People continue to make a living while waiting for stimulus money or unemployment benefits. Still, trying to make ends meet seems like a daily challenge.
So here are some ways that you can stretch your money in order to pay your bills and keep food on the table.
This pandemic has changed the way we budget in so many ways. To get back on track, you have to cancel something such as unnecessary subscriptions and memberships. Some examples are streaming services, meal subscriptions, and gym or fitness memberships.
You can even change your eating habits, like skip take-outs or dine-ins. Also, you can also grow your own food from your backyard.
Or make new recipes with ingredients you already have in the pantry.
Review your savings
Savings or emergency fund allows you to live for a few months if you lose your job or if something unexpected comes up.
You should aim to have three to six months’ worth of living expenses. This should be spread out in at least two savings accounts.
Keep a part of it in an account tied to your primary bank for immediate access, with the rest in a high-yield savings account. This way, you can stay out of debt and you can even take advantage of financial opportunities.
Do you have specific savings goal you want to achieve within a specific timespan? Check out this online savings calculator, to can see how much you would need to set aside today in order to cover the expenses.
Even if you are out of work due to the pandemic, that doesn’t mean that the bills have stopped coming in.
Your first priority should be paying the housing loan. Put housing and related bills at the top of your list as they are the largest and most important expense.
You need a safe place to live and failing to pay your rent or mortgage could result in foreclosure of your property or eviction from the unit.
Utilities and car payments fall under medium priority. After paying for your rent or mortgage, the next thing to do is to make sure you stay up to date with your utility bills. This includes water, sewer, electricity, and gas.
- Related: Be Debt-Free in This Pandemic
Don’t fall behind on your utility bills because it will put you at risk of accruing fees. It could also mean that you won’t qualify for energy assistance programs and could even result in having your utilities disconnected or shut off.
Resilient Pinay Moms
Covid-19 has spared no one. We can only continue living in the normal.
Meanwhile, here are stories of resilient Pinay moms during the pandemic.
- A mountaineer, adventurer, and artist lost her islands souvenir business when borders were closed due to the pandemic. She shifted gears and now The Farmtory is Surviving the Lockdown With Tauge

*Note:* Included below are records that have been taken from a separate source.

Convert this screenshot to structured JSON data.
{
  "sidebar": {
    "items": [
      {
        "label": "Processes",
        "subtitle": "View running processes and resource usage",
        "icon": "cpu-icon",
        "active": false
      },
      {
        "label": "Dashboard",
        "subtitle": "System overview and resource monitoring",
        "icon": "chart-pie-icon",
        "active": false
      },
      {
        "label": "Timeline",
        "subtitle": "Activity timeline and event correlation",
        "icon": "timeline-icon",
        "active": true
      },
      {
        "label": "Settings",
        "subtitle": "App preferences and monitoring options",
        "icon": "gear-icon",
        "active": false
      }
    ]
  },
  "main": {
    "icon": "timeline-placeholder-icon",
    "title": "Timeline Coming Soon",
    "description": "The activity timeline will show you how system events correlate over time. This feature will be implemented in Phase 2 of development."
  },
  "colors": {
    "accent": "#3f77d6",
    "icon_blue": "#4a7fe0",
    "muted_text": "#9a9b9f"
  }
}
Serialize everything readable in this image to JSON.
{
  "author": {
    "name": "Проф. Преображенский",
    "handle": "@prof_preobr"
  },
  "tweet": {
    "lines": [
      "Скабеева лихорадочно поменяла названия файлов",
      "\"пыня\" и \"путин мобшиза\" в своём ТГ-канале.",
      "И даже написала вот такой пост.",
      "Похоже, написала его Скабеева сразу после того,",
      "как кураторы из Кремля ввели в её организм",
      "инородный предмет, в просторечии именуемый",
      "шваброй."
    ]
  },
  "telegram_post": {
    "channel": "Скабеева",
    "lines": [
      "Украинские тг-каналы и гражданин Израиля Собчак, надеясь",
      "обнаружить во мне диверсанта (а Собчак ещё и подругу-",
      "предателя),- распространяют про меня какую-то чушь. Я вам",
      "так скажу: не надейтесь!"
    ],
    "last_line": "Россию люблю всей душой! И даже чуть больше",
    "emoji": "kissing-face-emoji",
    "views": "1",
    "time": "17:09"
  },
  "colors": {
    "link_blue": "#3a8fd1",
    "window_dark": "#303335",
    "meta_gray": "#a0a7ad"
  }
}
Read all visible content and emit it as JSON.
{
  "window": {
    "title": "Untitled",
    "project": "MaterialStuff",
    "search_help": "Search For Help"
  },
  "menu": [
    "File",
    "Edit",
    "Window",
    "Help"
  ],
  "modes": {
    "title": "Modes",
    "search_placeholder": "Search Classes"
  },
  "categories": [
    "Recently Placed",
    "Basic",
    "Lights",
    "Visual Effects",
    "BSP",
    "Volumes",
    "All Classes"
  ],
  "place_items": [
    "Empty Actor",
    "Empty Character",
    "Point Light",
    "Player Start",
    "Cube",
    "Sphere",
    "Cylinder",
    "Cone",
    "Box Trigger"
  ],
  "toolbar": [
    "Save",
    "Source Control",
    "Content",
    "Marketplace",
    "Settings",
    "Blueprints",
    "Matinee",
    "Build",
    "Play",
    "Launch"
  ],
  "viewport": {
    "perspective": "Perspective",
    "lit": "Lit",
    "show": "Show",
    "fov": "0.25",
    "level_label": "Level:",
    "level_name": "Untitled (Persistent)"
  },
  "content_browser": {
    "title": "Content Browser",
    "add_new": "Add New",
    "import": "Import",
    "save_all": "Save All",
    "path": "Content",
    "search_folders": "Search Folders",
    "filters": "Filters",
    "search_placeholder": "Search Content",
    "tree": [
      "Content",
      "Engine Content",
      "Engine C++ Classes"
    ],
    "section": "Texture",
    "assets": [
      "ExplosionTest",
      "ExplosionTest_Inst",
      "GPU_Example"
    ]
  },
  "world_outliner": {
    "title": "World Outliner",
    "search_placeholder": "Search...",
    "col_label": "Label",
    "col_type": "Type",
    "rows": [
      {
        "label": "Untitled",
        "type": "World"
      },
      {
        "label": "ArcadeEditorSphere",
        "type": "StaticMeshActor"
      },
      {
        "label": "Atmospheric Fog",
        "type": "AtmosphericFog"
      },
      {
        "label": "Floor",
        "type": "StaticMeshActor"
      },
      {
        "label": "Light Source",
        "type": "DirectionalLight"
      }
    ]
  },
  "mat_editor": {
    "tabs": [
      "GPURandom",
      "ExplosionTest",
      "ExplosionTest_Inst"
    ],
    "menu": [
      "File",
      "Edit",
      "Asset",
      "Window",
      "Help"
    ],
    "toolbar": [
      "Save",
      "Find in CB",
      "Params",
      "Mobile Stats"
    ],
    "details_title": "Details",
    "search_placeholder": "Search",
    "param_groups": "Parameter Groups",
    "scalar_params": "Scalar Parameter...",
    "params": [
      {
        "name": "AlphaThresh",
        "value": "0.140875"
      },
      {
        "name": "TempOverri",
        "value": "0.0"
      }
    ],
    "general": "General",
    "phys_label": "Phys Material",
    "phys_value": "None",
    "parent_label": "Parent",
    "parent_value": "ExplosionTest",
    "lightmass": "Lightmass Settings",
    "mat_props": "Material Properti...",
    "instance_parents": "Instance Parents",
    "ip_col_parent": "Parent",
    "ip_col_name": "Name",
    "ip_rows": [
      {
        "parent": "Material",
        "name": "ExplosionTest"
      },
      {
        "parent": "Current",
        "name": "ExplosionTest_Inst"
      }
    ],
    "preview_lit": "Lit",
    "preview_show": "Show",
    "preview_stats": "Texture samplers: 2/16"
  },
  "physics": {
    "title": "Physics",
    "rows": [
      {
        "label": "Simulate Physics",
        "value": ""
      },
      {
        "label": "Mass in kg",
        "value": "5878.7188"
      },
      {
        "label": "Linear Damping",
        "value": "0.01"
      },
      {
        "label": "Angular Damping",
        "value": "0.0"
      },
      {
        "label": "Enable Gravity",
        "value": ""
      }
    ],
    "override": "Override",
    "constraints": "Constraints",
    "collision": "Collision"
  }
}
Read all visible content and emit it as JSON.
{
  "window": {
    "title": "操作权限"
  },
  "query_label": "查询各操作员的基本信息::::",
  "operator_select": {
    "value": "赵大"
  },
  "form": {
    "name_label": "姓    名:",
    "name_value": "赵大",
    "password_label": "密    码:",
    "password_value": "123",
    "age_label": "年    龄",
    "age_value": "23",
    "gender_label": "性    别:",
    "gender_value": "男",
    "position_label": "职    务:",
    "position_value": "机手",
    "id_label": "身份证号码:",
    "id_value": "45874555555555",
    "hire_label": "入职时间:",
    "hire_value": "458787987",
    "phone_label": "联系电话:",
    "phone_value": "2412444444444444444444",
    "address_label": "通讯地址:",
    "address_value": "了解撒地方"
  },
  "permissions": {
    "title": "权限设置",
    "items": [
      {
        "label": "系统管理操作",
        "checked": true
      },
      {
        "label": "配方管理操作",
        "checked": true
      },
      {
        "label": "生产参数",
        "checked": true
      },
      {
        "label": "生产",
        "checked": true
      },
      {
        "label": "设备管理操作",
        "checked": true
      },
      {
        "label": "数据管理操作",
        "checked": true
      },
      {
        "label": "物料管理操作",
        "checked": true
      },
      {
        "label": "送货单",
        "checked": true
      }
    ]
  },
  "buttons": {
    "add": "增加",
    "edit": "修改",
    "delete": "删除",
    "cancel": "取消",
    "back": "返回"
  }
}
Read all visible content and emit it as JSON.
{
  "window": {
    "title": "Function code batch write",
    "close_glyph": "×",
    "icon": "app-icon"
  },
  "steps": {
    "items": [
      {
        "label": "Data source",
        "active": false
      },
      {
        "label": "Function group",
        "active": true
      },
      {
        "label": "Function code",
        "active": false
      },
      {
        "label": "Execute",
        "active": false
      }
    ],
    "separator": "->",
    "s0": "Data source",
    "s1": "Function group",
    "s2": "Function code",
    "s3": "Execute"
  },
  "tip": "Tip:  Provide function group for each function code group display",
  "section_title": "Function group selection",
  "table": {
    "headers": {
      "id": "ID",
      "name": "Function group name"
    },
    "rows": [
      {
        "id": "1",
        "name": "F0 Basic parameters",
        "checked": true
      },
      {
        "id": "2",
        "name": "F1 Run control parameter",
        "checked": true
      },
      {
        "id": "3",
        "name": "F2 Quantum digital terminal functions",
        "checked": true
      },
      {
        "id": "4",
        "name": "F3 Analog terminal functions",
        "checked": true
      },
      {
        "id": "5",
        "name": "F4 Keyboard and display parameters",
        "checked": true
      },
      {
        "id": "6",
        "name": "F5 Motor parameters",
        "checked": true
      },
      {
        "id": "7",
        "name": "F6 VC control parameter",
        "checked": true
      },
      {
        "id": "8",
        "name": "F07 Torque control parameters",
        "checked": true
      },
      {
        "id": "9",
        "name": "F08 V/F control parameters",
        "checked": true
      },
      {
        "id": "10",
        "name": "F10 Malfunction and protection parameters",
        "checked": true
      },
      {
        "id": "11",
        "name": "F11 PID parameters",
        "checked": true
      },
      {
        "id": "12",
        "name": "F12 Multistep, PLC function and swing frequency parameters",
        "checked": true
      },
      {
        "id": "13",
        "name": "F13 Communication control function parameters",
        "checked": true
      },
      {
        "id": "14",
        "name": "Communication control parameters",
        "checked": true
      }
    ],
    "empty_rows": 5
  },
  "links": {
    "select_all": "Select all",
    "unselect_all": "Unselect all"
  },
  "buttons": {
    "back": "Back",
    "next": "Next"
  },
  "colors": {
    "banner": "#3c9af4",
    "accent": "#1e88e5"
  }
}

- During the Covid-19 lockdown, two moms wanted to start a business and also stay healthy. Read: Bacolod Mompreneurs Distribute the M2 Health Drink in NIR
- When their summer travel plans were cancelled, two Bacolod moms helped each other with barter. Then they built a house. Read their heartwarming story: Mommy Power: The House that Barter Built
- One mommy lawyer needed some stuff during the lockdown. So she started the Bacolod Barter Community in order to exchange stuff with other people without spending money. Read about How a Bacolod Mom Changed the Philippines with Barter
- Giving up her career as an accountant in order to take her of her son, here’s Mommy Cleth and her Homemade Kare-Kare with Love